Thai Cave Rescue: A medical assessment of the 12 boys and their football coach stuck in a cave in Northern Thailand has concluded that it is too dangerous to try to move the group out Thursday, according to a member of the Thai Navy SEALs who is not authorized to speak to the media. The SEALs have also started to pump oxygen into the chamber.
Separately, a new doctor’s report highlighted that two of the boys and the coach were suffering with exhaustion from malnutrition.
Fresh details of the operation underway at the Tham Luang Nang Non to free the team were emerging on Thursday, as rescuers pushed ahead with multiple plans to extricate the group trapped underground for almost two weeks.
More rain is forecast this weekend, putting pressure on rescuers to formulate a plan to extract the boys before flood waters rise any higher.
Huge volumes of water are being pumped out of the cave complex each day, but the narrow, winding passages inside are still flooded, meaning diving through the murky water is currently the only way in and out.
Rescuers entering the cave complex located in northern Thailand have to navigate dark, flooded tunnels for six hours to reach the team.
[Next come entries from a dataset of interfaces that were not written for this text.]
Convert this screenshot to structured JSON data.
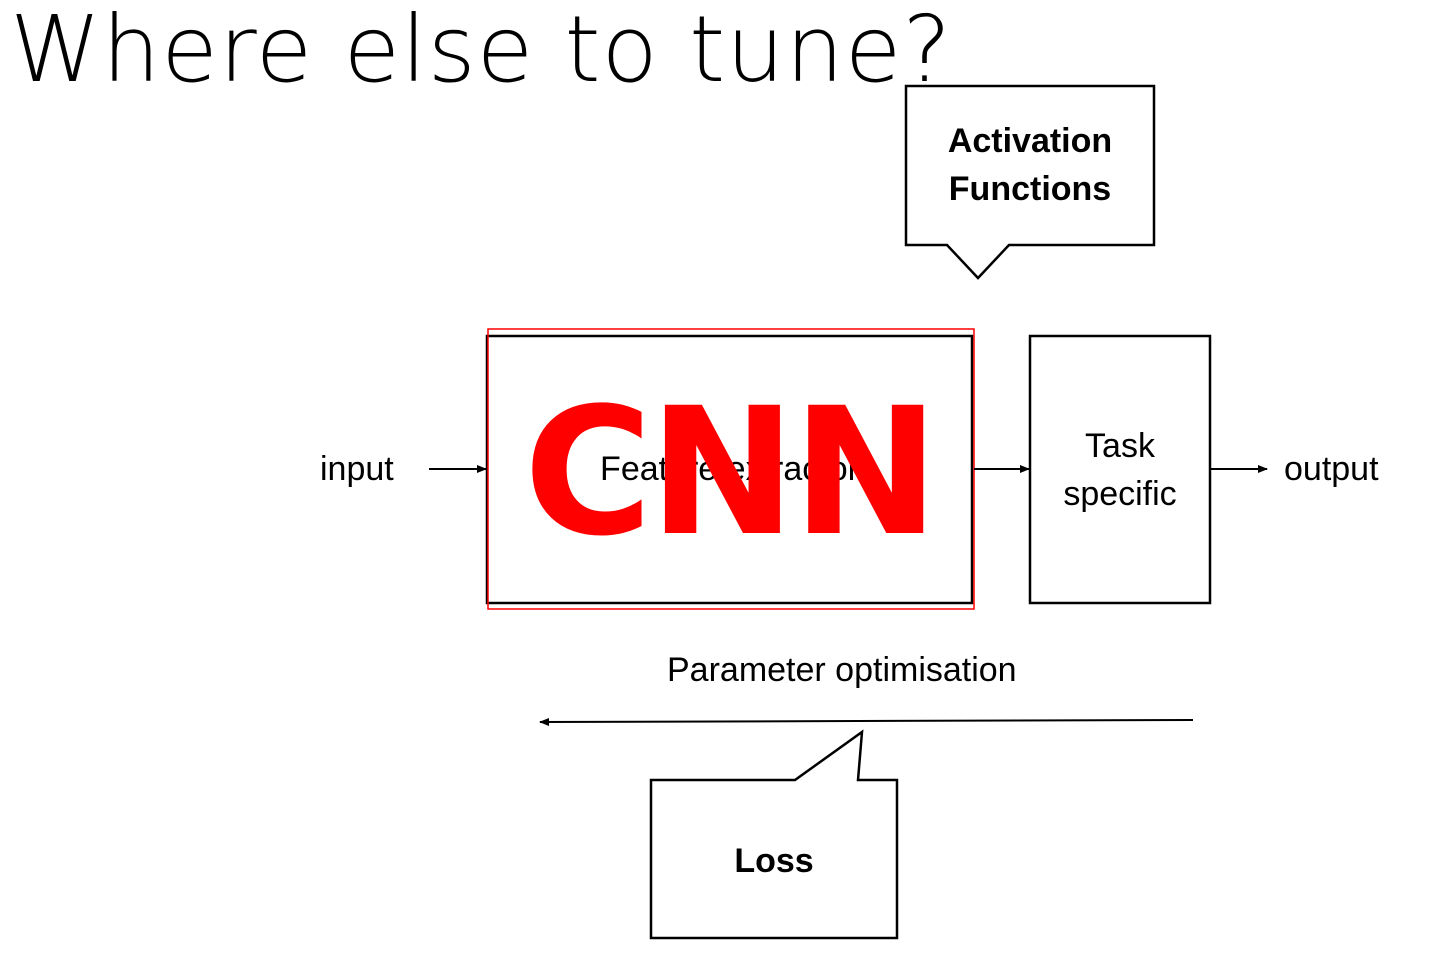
{
  "slide": {
    "title": "Where else to tune?",
    "input_label": "input",
    "output_label": "output",
    "feature_box_label": "Feature extractor",
    "cnn_overlay": "CNN",
    "task_box_line1": "Task",
    "task_box_line2": "specific",
    "param_label": "Parameter optimisation",
    "callout_activation_line1": "Activation",
    "callout_activation_line2": "Functions",
    "callout_loss": "Loss"
  },
  "colors": {
    "overlay": "#ff0000",
    "lines": "#000000",
    "background": "#ffffff"
  }
}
It takes another five hours to return to the entrance.
Around the camp which has sprung up near the cave entrance, Thai military divers have set up an encampment with diving gear and equipment, while people from the local community hand out food to rescuers, other volunteers and the small army of press on site.
The boys were in good spirits despite spending almost two weeks underground, Chiang Rai governor Narongsak Osottanakorn said on Thursday.
“I confirm here again that they are in good health and they are smiling and playing around,” he said.